- Task statement: Return, from the lines below, each one that includes the word "label".

Interface dataset entries:
----------------

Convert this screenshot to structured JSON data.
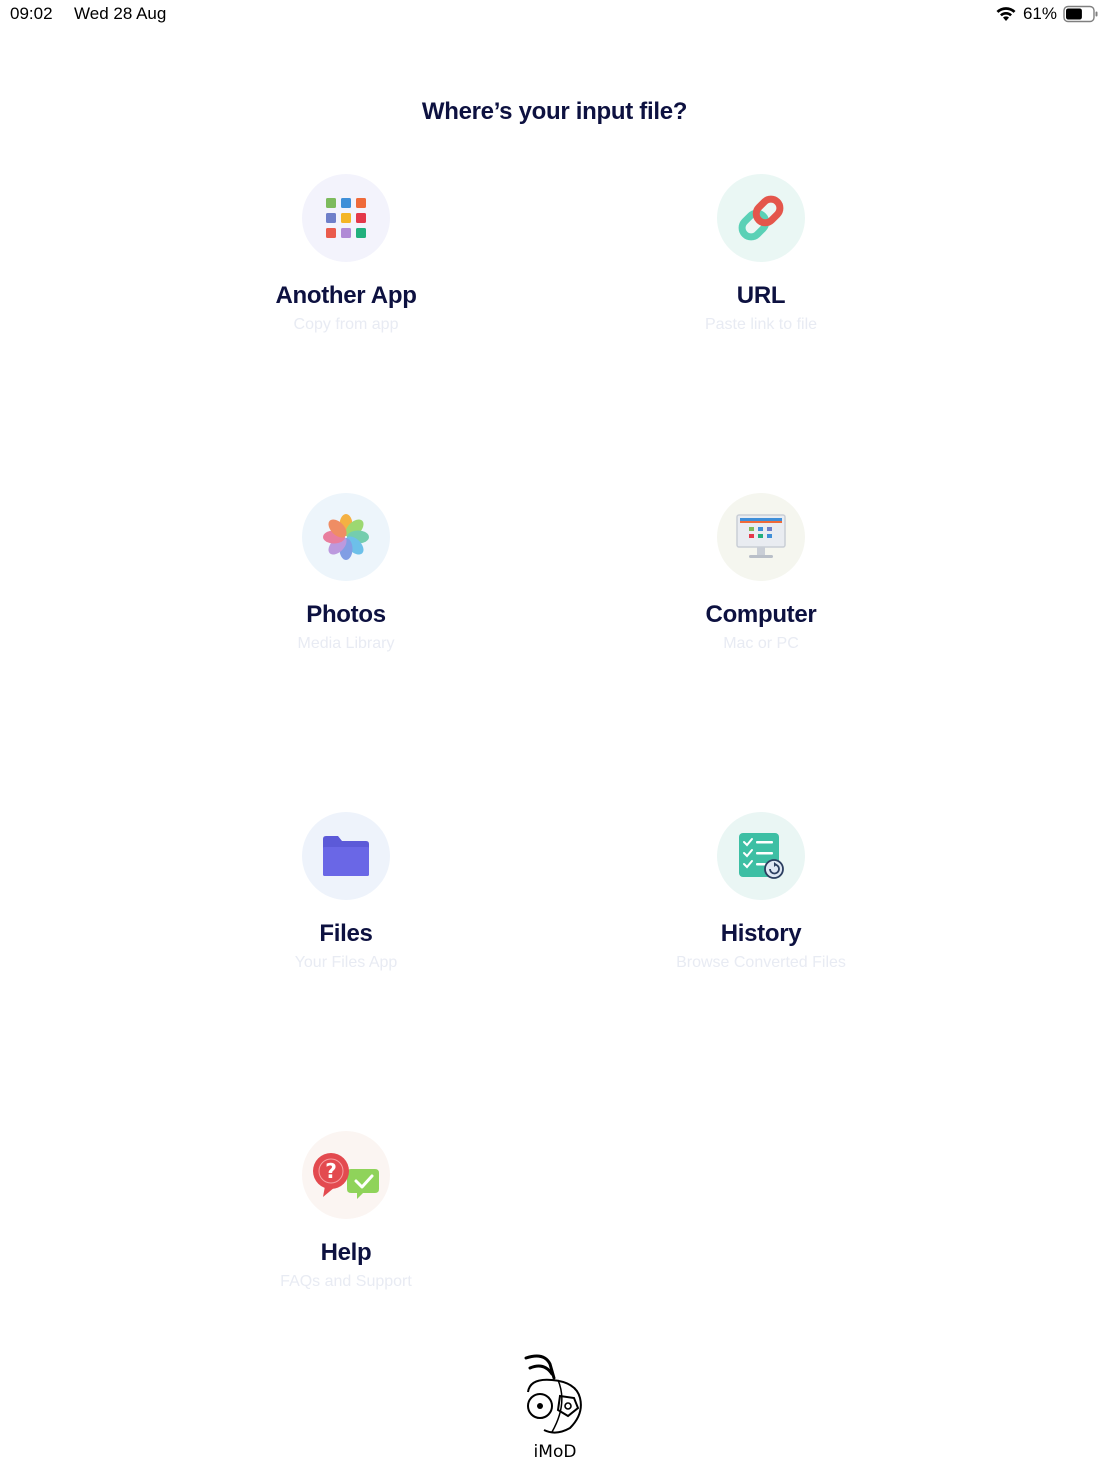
{
  "status_bar": {
    "time": "09:02",
    "date": "Wed 28 Aug",
    "battery": "61%",
    "battery_level": 0.61,
    "icons": [
      "wifi-icon",
      "battery-icon"
    ]
  },
  "title": "Where’s your input file?",
  "options": [
    {
      "id": "another-app",
      "label": "Another App",
      "subtitle": "Copy from app",
      "icon": "app-grid-icon"
    },
    {
      "id": "url",
      "label": "URL",
      "subtitle": "Paste link to file",
      "icon": "link-icon"
    },
    {
      "id": "photos",
      "label": "Photos",
      "subtitle": "Media Library",
      "icon": "photos-flower-icon"
    },
    {
      "id": "computer",
      "label": "Computer",
      "subtitle": "Mac or PC",
      "icon": "computer-monitor-icon"
    },
    {
      "id": "files",
      "label": "Files",
      "subtitle": "Your Files App",
      "icon": "folder-icon"
    },
    {
      "id": "history",
      "label": "History",
      "subtitle": "Browse Converted Files",
      "icon": "checklist-history-icon"
    },
    {
      "id": "help",
      "label": "Help",
      "subtitle": "FAQs and Support",
      "icon": "help-chat-icon"
    }
  ],
  "watermark": {
    "text": "iMoD",
    "icon": "imod-mascot-logo"
  },
  "colors": {
    "title": "#0d1140",
    "subtitle": "#e8ebf3",
    "folder": "#6a67e6",
    "link_red": "#e4564b",
    "link_teal": "#5ad1b6",
    "history_teal": "#3dbfa4",
    "help_red": "#e34a4f",
    "help_green": "#8fd35a"
  }
}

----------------

- Your solution:
      "label": "Another App",
      "label": "URL",
      "label": "Photos",
      "label": "Computer",
      "label": "Files",
      "label": "History",
      "label": "Help",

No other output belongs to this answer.